By Chelle Koster Walton

The first time a half-ton manatee came up to nuzzle my snorkeled face, well, yeah, I was inclined to back paddle. I’ll admit it: The pig-nosed face is hardly the prettiest I’ve nuzzled. In the end, though, I just had to laugh through my snorkel at the tickle of its whiskers and the fleshy nudge that felt playful, like that of a dog begging for a scratch behind the ears.


The babies are the most curious and likely to approach snorkelers. One juvenile took my hand between its two fins and pressed it to its chest. Beneath its gray, burlap skin I could feel its heart beating.


A manatee swimming in the blue water of Florida

Carlton Ward Jr. for VISIT FLORIDA

“At the start, the size of a manatee is a bit intimidating, but observing them is certainly an authentic Florida experience that will always be a treasure for me,” says Robin Draper, an avid paddler and blogger.


To get close enough to pet and scratch – with only one hand allowable – an animal of that girth was life-changing for me.  


Like the manatee, things move slowly on 7-mile Crystal River and its cousins, the Homosassa and Chassakowitzka. Safe from any metro rat race, the rivers coax out fishing poles, kayaks, and attitudes pre-WiFi.


Book with Bird’s Underwater Dive Center in small-town Crystal River for manatee snorkeling tours around the refuge. Best time to see manatees is late November through early March.


Bird’s also does fishing excursions and, in summer (June 17-Sept. 24) snorkel scalloping trips. Draper said she believes the best kayaking is on the wild Chassahowitzka River through the eponymous national wildlife refuge -- accessible only by boat and a gold mine for birders. For kayaking or paddleboarding among the manatees, see Aardvark’s Florida Kayak Co. in Crystal River.


If you want to spot manatees without getting wet, visit Homosassa Springs Wildlife State Park in even smaller town Homosassa. The park has an underwater observatory and does boat tours and manatee presentations waterside. Three Sisters Springs is Florida’s only spring accessible by land, so you can walk the boardwalk for a peek at the bulbous, prehistoric marine mammals.

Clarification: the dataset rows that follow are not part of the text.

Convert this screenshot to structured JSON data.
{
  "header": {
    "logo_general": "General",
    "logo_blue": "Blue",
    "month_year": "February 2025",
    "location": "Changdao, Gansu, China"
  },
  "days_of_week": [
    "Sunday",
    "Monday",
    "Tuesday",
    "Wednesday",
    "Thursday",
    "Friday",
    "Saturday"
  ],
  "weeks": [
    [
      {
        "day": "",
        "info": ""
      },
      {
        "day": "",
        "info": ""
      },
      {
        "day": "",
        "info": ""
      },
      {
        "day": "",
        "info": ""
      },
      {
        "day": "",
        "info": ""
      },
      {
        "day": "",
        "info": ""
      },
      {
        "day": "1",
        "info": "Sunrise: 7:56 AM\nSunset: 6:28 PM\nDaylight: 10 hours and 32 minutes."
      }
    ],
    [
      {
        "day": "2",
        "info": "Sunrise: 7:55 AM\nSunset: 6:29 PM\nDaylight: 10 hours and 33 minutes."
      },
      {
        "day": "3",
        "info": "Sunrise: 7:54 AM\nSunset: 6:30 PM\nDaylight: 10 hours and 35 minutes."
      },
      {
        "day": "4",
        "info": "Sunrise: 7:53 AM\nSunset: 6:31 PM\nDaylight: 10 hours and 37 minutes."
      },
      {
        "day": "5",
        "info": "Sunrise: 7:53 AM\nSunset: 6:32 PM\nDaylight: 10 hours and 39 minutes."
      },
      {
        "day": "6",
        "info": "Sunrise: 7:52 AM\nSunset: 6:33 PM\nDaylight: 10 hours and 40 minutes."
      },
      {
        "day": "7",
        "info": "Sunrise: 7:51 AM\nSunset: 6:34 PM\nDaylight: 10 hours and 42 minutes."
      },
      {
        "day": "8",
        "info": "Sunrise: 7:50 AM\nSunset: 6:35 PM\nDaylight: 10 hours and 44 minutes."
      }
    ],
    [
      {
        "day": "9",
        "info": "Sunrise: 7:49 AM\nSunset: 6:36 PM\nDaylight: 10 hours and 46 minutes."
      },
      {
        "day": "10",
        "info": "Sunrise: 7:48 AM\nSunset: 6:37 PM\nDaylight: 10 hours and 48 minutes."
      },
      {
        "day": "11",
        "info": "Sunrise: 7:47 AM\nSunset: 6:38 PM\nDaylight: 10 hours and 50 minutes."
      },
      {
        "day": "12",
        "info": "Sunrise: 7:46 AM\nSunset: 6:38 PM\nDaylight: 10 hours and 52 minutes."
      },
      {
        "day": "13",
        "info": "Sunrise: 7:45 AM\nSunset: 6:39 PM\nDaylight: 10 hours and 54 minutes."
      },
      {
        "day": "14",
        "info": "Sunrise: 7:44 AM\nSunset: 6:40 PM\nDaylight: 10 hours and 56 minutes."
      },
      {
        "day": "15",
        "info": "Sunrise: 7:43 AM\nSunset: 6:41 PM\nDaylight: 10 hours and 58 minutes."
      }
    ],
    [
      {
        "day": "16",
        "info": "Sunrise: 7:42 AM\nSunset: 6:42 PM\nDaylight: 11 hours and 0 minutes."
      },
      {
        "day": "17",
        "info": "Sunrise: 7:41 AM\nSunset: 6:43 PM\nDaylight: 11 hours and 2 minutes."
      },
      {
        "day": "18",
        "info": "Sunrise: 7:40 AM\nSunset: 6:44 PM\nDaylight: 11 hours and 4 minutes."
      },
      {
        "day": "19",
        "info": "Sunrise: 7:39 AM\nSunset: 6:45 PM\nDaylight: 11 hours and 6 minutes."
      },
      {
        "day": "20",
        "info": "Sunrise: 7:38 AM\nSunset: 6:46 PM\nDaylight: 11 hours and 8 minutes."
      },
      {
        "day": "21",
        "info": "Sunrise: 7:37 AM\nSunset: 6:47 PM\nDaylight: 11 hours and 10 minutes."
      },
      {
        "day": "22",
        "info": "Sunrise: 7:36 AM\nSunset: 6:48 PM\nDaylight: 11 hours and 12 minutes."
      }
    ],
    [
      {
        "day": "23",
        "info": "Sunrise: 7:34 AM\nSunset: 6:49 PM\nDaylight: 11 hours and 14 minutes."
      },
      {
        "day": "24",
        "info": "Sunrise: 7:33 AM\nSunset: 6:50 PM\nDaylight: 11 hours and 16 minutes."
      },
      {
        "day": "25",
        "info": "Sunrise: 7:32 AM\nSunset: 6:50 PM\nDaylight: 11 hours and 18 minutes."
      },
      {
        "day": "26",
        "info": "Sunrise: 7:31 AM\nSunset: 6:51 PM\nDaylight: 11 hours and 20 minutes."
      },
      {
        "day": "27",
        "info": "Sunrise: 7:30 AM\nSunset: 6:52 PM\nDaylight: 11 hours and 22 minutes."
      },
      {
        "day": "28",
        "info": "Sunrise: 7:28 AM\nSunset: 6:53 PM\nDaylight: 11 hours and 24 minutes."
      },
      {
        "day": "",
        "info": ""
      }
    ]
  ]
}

A different site along the Crystal preserves the manmade rather than the wild. Crystal River Archaeological State Park encircles pre-Columbian burial and midden mounds. You can climb the 55 steps to the top of the tallest. Nearby Crystal River Preserve State Park affords further fishing, kayaking, and hiking adventures on the river.


When it comes to down time, you’ll find plenty of places to chill along the rivers. Dine waterside at Charlie’s Fish House Restaurant & Seafood Market in Crystal River, where you know it’s fresh. Don’t miss the smoked mullet spread, a local specialty.


A number of hotels in Crystal River sit on the water. A favorite, gracious Plantation on Crystal River, has its own marina and offers scalloping and manatee excursion packages. Its West 82 Bar & Grill will cook up your scallop catch to your specifications.


In Homosassa, Riverside Crab House at Homosassa Riverside Resort is known for its fresh blue crabs and view of monkeys cavorting on an island in the river across from its Monkey Bar. Most of the resort’s suites face the water, and the marina offers a full complement of boat rentals and tours.


Hard-core fishing types choose MacRae’s of Homosassa, a no-frills motel where the bait house and watering hole comprise the essential amenities. The Chassahowitzka River Campground welcomes RVs and tent campers with boat ramps and a way-off-the-beaten-path rural throwback.


“This is really Old Florida,” Draper said. “That’s why I like it.”


For more information about and around Florida’s rivers, see the whole Along Florida's Rivers series